**PROBLEM TO SOLVE:**
Copy the data. Keep every character as given.

(Data about app and page elements)
-- Opening Marker --

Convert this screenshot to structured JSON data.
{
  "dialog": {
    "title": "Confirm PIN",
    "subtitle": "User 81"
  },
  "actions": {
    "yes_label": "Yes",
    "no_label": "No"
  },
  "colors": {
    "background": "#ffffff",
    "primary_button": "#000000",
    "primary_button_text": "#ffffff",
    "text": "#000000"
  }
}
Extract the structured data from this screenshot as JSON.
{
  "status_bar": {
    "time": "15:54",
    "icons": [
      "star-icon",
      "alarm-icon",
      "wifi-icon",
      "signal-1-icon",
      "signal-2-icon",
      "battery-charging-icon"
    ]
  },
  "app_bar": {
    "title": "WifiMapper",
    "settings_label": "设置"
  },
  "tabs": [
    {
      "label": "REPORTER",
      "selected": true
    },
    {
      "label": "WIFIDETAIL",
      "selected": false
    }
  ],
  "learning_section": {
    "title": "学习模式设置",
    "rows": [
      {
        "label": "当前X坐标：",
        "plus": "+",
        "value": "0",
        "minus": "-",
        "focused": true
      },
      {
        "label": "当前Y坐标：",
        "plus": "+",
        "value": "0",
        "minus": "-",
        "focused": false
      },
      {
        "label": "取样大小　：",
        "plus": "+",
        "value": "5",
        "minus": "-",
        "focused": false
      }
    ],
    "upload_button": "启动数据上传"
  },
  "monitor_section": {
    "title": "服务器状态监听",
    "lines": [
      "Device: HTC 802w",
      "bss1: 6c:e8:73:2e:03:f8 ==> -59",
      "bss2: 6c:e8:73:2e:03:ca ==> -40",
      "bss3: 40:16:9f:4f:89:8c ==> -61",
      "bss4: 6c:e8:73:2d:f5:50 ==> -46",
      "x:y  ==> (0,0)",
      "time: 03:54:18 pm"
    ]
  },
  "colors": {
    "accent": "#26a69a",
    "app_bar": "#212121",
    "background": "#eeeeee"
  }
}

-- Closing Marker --

**RESPONSE AREA:**
Convert this screenshot to structured JSON data.
{
  "dialog": {
    "title": "Confirm PIN",
    "subtitle": "User 81"
  },
  "actions": {
    "yes_label": "Yes",
    "no_label": "No"
  },
  "colors": {
    "background": "#ffffff",
    "primary_button": "#000000",
    "primary_button_text": "#ffffff",
    "text": "#000000"
  }
}
Extract the structured data from this screenshot as JSON.
{
  "status_bar": {
    "time": "15:54",
    "icons": [
      "star-icon",
      "alarm-icon",
      "wifi-icon",
      "signal-1-icon",
      "signal-2-icon",
      "battery-charging-icon"
    ]
  },
  "app_bar": {
    "title": "WifiMapper",
    "settings_label": "设置"
  },
  "tabs": [
    {
      "label": "REPORTER",
      "selected": true
    },
    {
      "label": "WIFIDETAIL",
      "selected": false
    }
  ],
  "learning_section": {
    "title": "学习模式设置",
    "rows": [
      {
        "label": "当前X坐标：",
        "plus": "+",
        "value": "0",
        "minus": "-",
        "focused": true
      },
      {
        "label": "当前Y坐标：",
        "plus": "+",
        "value": "0",
        "minus": "-",
        "focused": false
      },
      {
        "label": "取样大小　：",
        "plus": "+",
        "value": "5",
        "minus": "-",
        "focused": false
      }
    ],
    "upload_button": "启动数据上传"
  },
  "monitor_section": {
    "title": "服务器状态监听",
    "lines": [
      "Device: HTC 802w",
      "bss1: 6c:e8:73:2e:03:f8 ==> -59",
      "bss2: 6c:e8:73:2e:03:ca ==> -40",
      "bss3: 40:16:9f:4f:89:8c ==> -61",
      "bss4: 6c:e8:73:2d:f5:50 ==> -46",
      "x:y  ==> (0,0)",
      "time: 03:54:18 pm"
    ]
  },
  "colors": {
    "accent": "#26a69a",
    "app_bar": "#212121",
    "background": "#eeeeee"
  }
}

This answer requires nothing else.